Dataset records

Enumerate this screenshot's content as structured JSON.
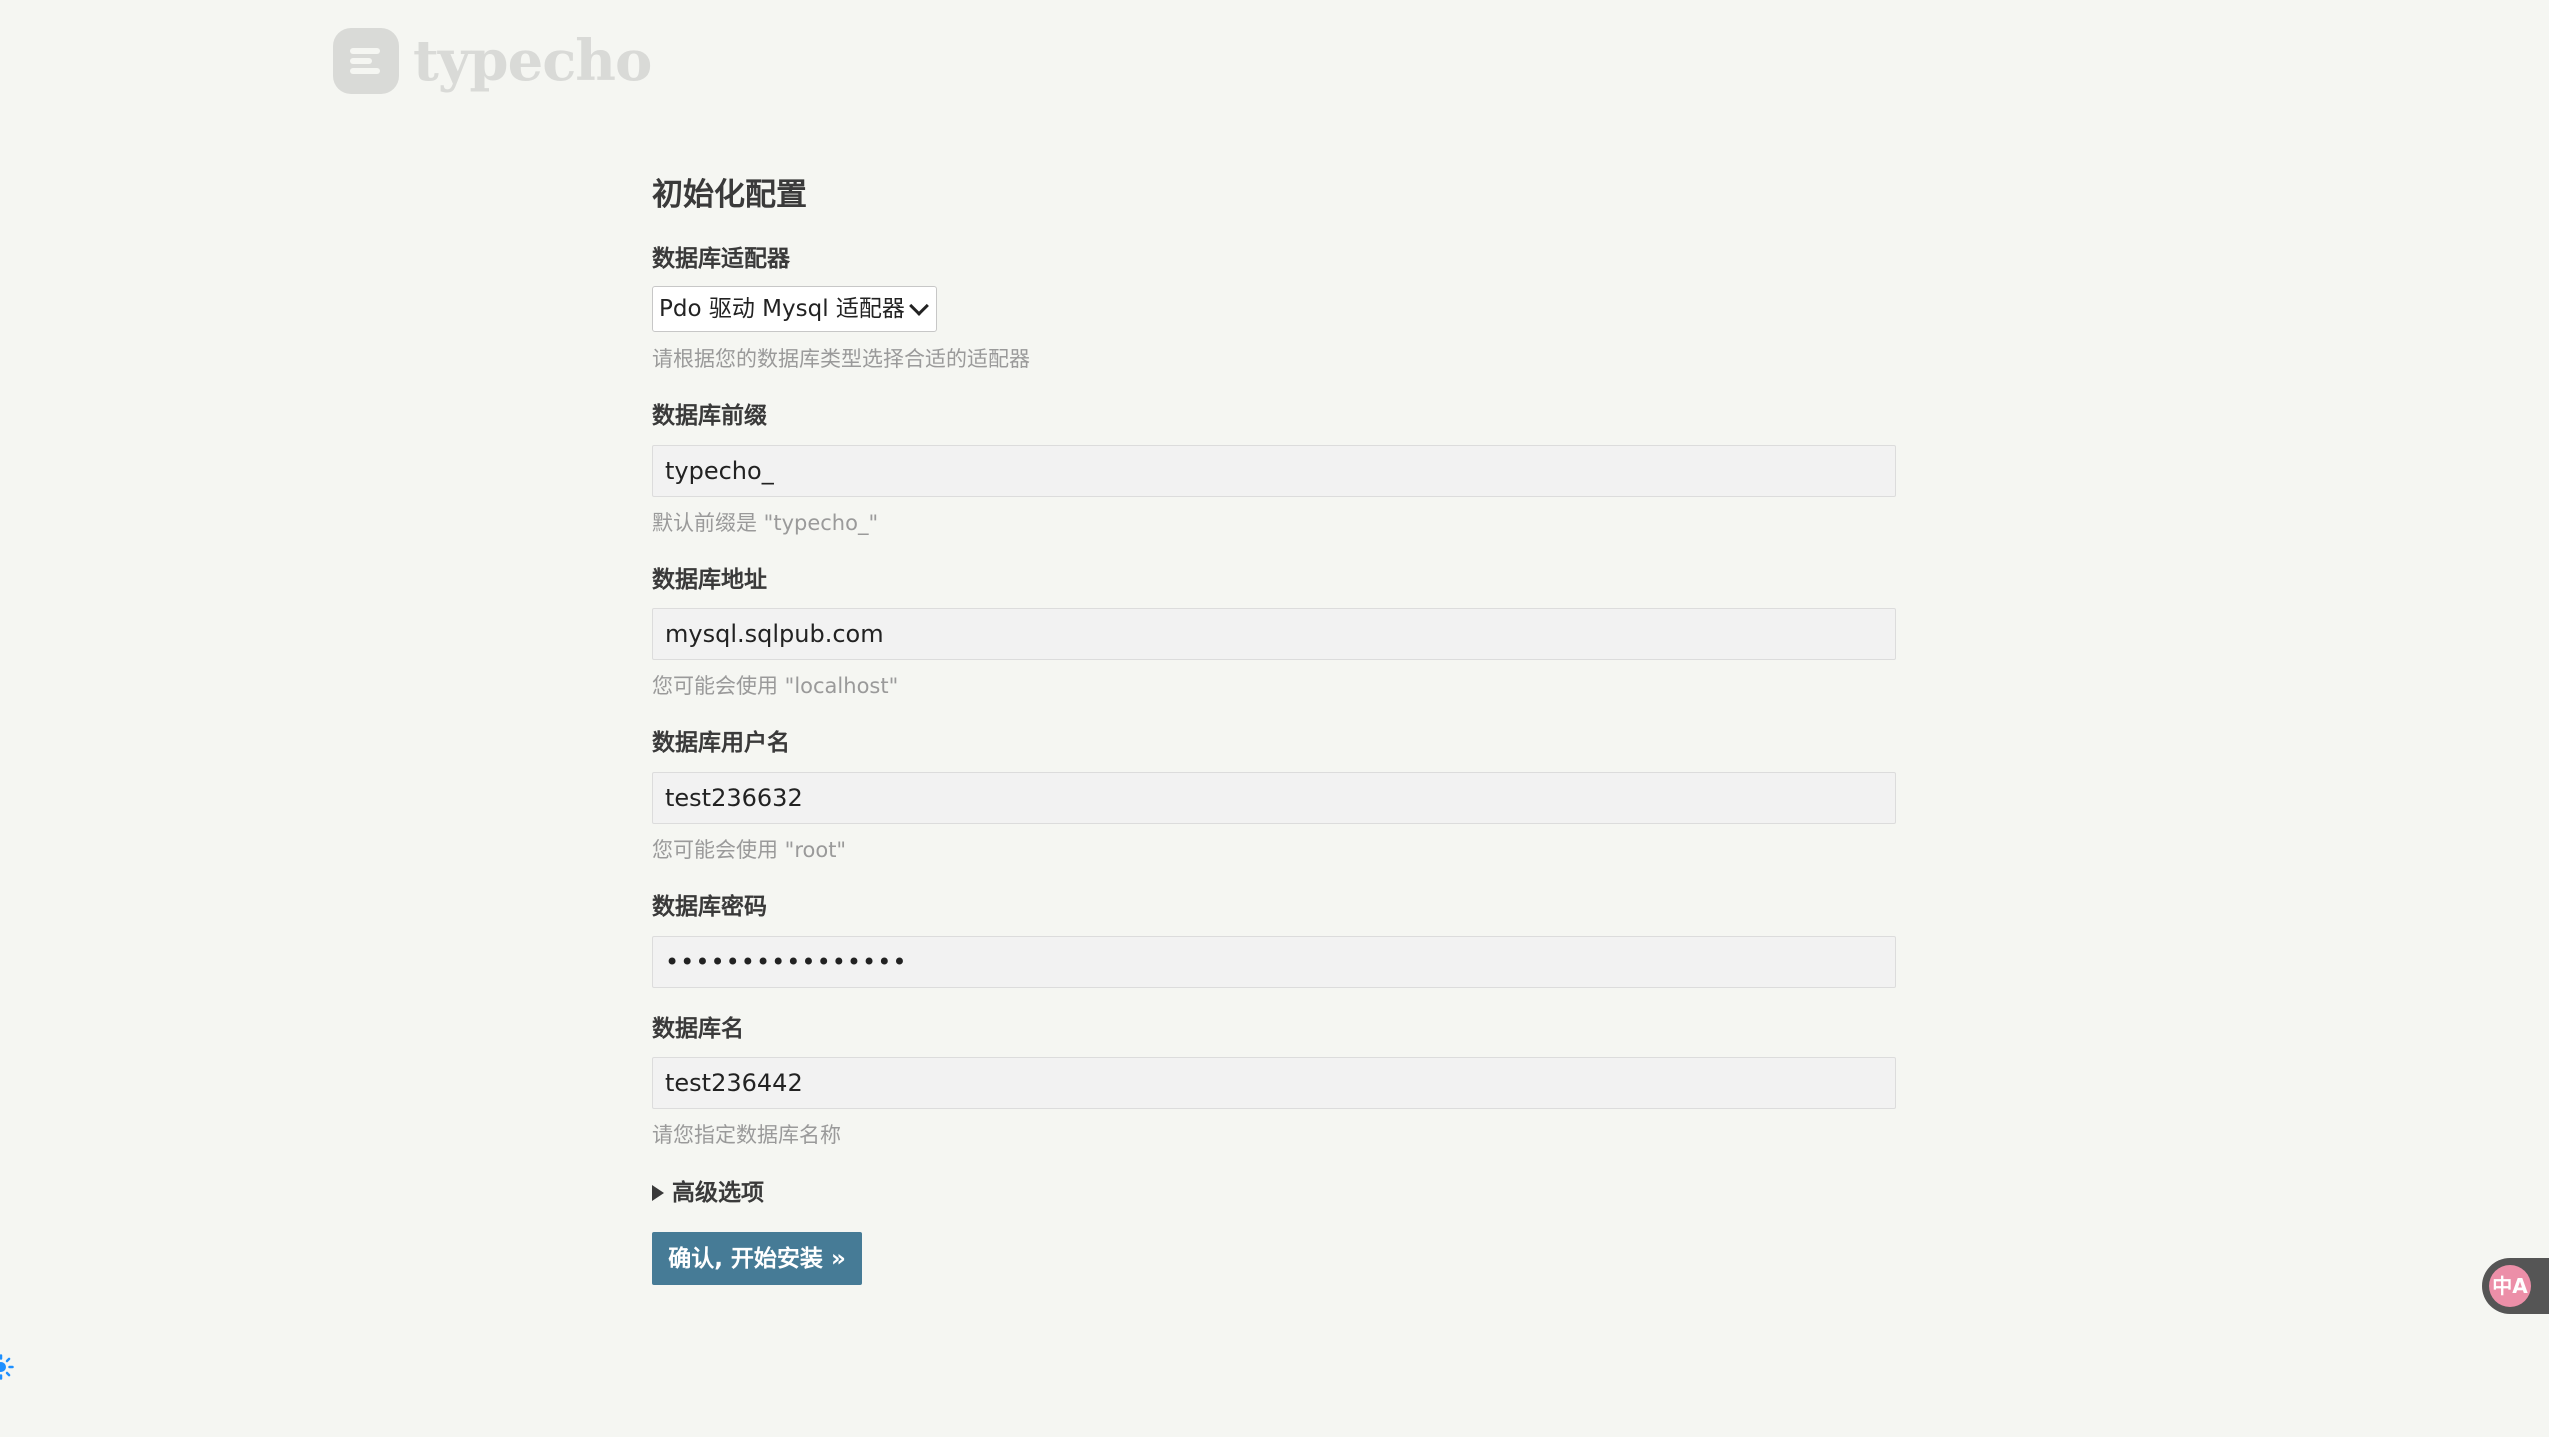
{
  "logo": {
    "text": "typecho"
  },
  "form": {
    "heading": "初始化配置",
    "adapter": {
      "label": "数据库适配器",
      "selected": "Pdo 驱动 Mysql 适配器",
      "hint": "请根据您的数据库类型选择合适的适配器"
    },
    "prefix": {
      "label": "数据库前缀",
      "value": "typecho_",
      "hint": "默认前缀是 \"typecho_\""
    },
    "host": {
      "label": "数据库地址",
      "value": "mysql.sqlpub.com",
      "hint": "您可能会使用 \"localhost\""
    },
    "user": {
      "label": "数据库用户名",
      "value": "test236632",
      "hint": "您可能会使用 \"root\""
    },
    "password": {
      "label": "数据库密码",
      "value": "••••••••••••••••"
    },
    "dbname": {
      "label": "数据库名",
      "value": "test236442",
      "hint": "请您指定数据库名称"
    },
    "advanced_label": "高级选项",
    "submit_label": "确认, 开始安装 »"
  },
  "widgets": {
    "translate_icon": "translate-icon",
    "translate_glyph": "中A",
    "theme_icon": "sun-icon"
  },
  "colors": {
    "background": "#f5f6f2",
    "button": "#467b96",
    "hint": "#9a9a9a",
    "logo": "#d9dad7",
    "translate": "#ec8fa8",
    "sun": "#1e90ff"
  }
}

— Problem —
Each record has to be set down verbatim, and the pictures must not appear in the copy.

— Written reply —
Enumerate this screenshot's content as structured JSON.
{
  "logo": {
    "text": "typecho"
  },
  "form": {
    "heading": "初始化配置",
    "adapter": {
      "label": "数据库适配器",
      "selected": "Pdo 驱动 Mysql 适配器",
      "hint": "请根据您的数据库类型选择合适的适配器"
    },
    "prefix": {
      "label": "数据库前缀",
      "value": "typecho_",
      "hint": "默认前缀是 \"typecho_\""
    },
    "host": {
      "label": "数据库地址",
      "value": "mysql.sqlpub.com",
      "hint": "您可能会使用 \"localhost\""
    },
    "user": {
      "label": "数据库用户名",
      "value": "test236632",
      "hint": "您可能会使用 \"root\""
    },
    "password": {
      "label": "数据库密码",
      "value": "••••••••••••••••"
    },
    "dbname": {
      "label": "数据库名",
      "value": "test236442",
      "hint": "请您指定数据库名称"
    },
    "advanced_label": "高级选项",
    "submit_label": "确认, 开始安装 »"
  },
  "widgets": {
    "translate_icon": "translate-icon",
    "translate_glyph": "中A",
    "theme_icon": "sun-icon"
  },
  "colors": {
    "background": "#f5f6f2",
    "button": "#467b96",
    "hint": "#9a9a9a",
    "logo": "#d9dad7",
    "translate": "#ec8fa8",
    "sun": "#1e90ff"
  }
}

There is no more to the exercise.